During the 1950s Knoke wrote a book about his wartime career entitled I Flew for the Führer, which was published by C. Boesendahl in 1952 (an English version was initially published in 1953). The book became an aviation classic, as one of the first quality narratives to appear in the West as told by one of the Luftwaffe aces.
- Iron Cross (1939) 2nd and 1st Class
- Front Flying Clasp of the Luftwaffe in Gold for Fighter Pilots
- Wound Badge (1939) in Silver
- German Cross in Gold (17 November 1943)
- Knight's Cross of the Iron Cross on 27 April 1945 as Hauptmann and Gruppenkommandeur of the III./JG 11
- Fellgiebel, Walther-Peer (2000). Die Träger des Ritterkreuzes des Eisernen Kreuzes 1939–1945 – Die Inhaber der höchsten Auszeichnung des Zweiten Weltkrieges aller Wehrmachtteile [The Bearers of the Knight's Cross of the Iron Cross 1939–1945 — The Owners of the Highest Award of the Second World War of all Wehrmacht Branches] (in German). Friedberg, Germany: Podzun-Pallas. ISBN 978-3-7909-0284-6.
- Knoke, Heinz (1997). I Flew for the Führer. Greenhill Books. ISBN 1-85367-263-7.
- Patzwall, Klaus D.; Scherzer, Veit (2001). Das Deutsche Kreuz 1941 – 1945 Geschichte und Inhaber Band II [The German Cross 1941 – 1945 History and Recipients Volume 2] (in German). Norderstedt, Germany: Verlag Klaus D. Patzwall. ISBN 978-3-931533-45-8.
- Scherzer, Veit (2007). Die Ritterkreuzträger 1939–1945 Die Inhaber des Ritterkreuzes des Eisernen Kreuzes 1939 von Heer, Luftwaffe, Kriegsmarine, Waffen-SS, Volkssturm sowie mit Deutschland verbündeter Streitkräfte nach den Unterlagen des Bundesarchives [The Knight's Cross Bearers 1939–1945 The Holders of the Knight's Cross of the Iron Cross 1939 by Army, Air Force, Navy, Waffen-SS, Volkssturm and Allied Forces with Germany According to the Documents of the Federal Archives] (in German). Jena, Germany: Scherzers Miltaer-Verlag. ISBN 978-3-938845-17-2.
- Weal, John (1999). Bf 109F/G/K Aces of the Western Front. Oxford, UK: Osprey Publishing.

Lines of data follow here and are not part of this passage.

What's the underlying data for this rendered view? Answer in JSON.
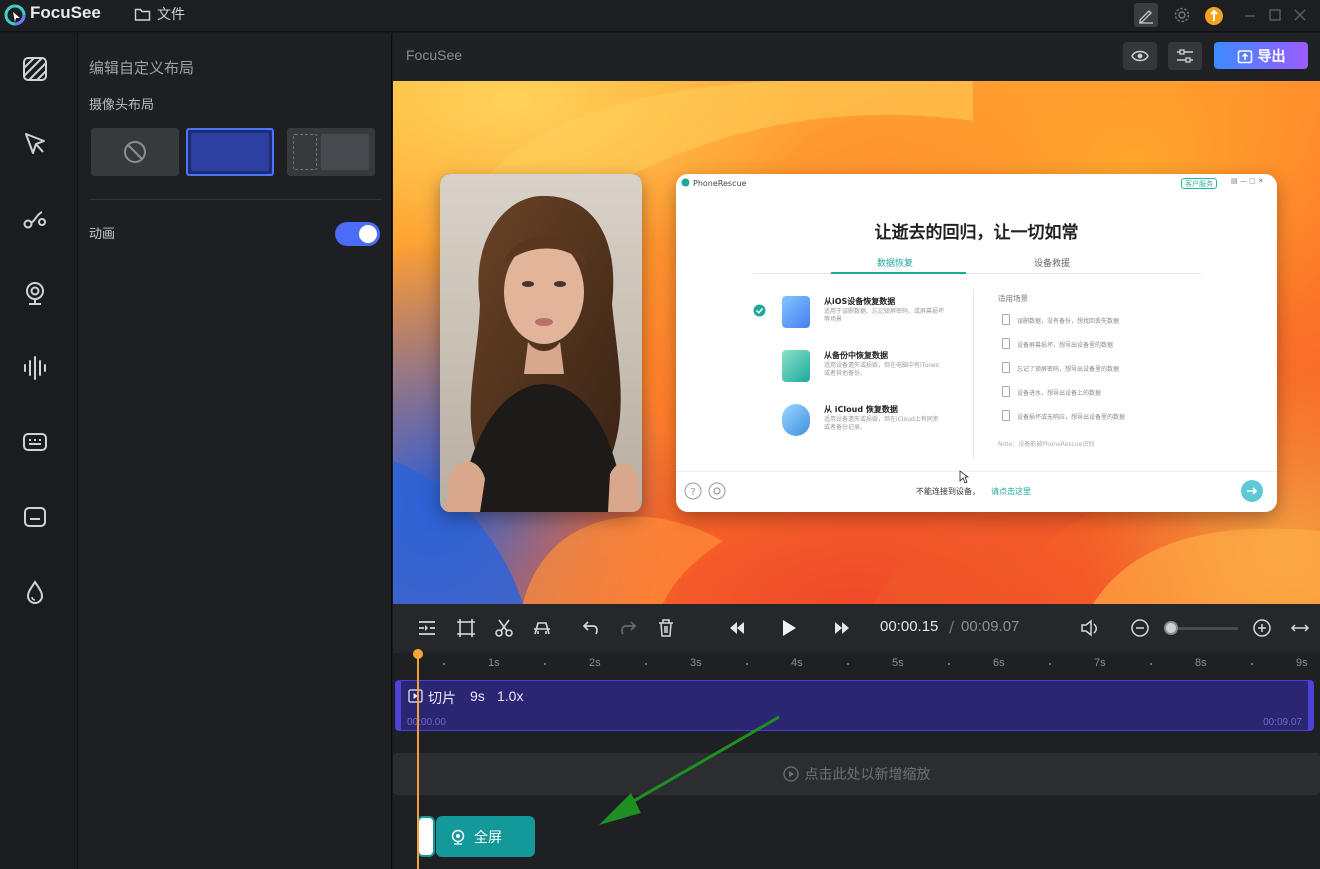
{
  "titlebar": {
    "app_name": "FocuSee",
    "file_menu": "文件",
    "icons": [
      "logo-icon",
      "folder-icon",
      "edit-icon",
      "gear-icon",
      "upgrade-icon",
      "minimize-icon",
      "maximize-icon",
      "close-icon"
    ]
  },
  "rail": {
    "icons": [
      "background-icon",
      "cursor-icon",
      "path-icon",
      "webcam-icon",
      "audio-icon",
      "captions-icon",
      "subtitle-icon",
      "watermark-icon"
    ]
  },
  "panel": {
    "title": "编辑自定义布局",
    "camera_layout_label": "摄像头布局",
    "layout_options": [
      "none",
      "full",
      "side"
    ],
    "selected_layout": "full",
    "animation_label": "动画",
    "animation_enabled": true,
    "accent": "#4a6cf7"
  },
  "preview": {
    "title": "FocuSee",
    "export_label": "导出"
  },
  "phonerescue": {
    "app_name": "PhoneRescue",
    "service": "客户服务",
    "headline": "让逝去的回归，让一切如常",
    "tab_active": "数据恢复",
    "tab_inactive": "设备救援",
    "options": [
      {
        "title": "从iOS设备恢复数据",
        "desc": "适用于误删数据、忘记锁屏密码、或屏幕损坏等场景"
      },
      {
        "title": "从备份中恢复数据",
        "desc": "适用设备遗失或损毁，但在电脑中有iTunes或者其他备份。"
      },
      {
        "title": "从 iCloud 恢复数据",
        "desc": "适用设备遗失或损毁，但在iCloud上有同步或者备份记录。"
      }
    ],
    "scenarios_title": "适用场景",
    "scenarios": [
      "误删数据，没有备份，想找回丢失数据",
      "设备屏幕损坏，想导出设备里的数据",
      "忘记了锁屏密码，想导出设备里的数据",
      "设备进水，想导出设备上的数据",
      "设备损坏或无响应，想导出设备里的数据"
    ],
    "note": "Note：设备能被PhoneRescue识别",
    "cant_connect": "不能连接到设备，",
    "click_here": "请点击这里"
  },
  "controls": {
    "time_current": "00:00.15",
    "time_separator": "/",
    "time_total": "00:09.07",
    "zoom_level": 0.0
  },
  "timeline": {
    "ticks": [
      "1s",
      "2s",
      "3s",
      "4s",
      "5s",
      "6s",
      "7s",
      "8s",
      "9s"
    ],
    "clip": {
      "label": "切片",
      "duration": "9s",
      "speed": "1.0x",
      "start": "00:00.00",
      "end": "00:09.07"
    },
    "add_zoom": "点击此处以新增缩放",
    "camera_block": "全屏",
    "playhead_time": "00:00.15"
  }
}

ISBN 978-1-85532-905-8.
- Heinz Knoke in the German National Library catalogue
- Heinz Knoke @ Homage to Lilo
- To Command the Sky: The Battle for Air Superiority Over Germany, 1942-1944 By Stephen L. McFarland, Wesley Phillips Newton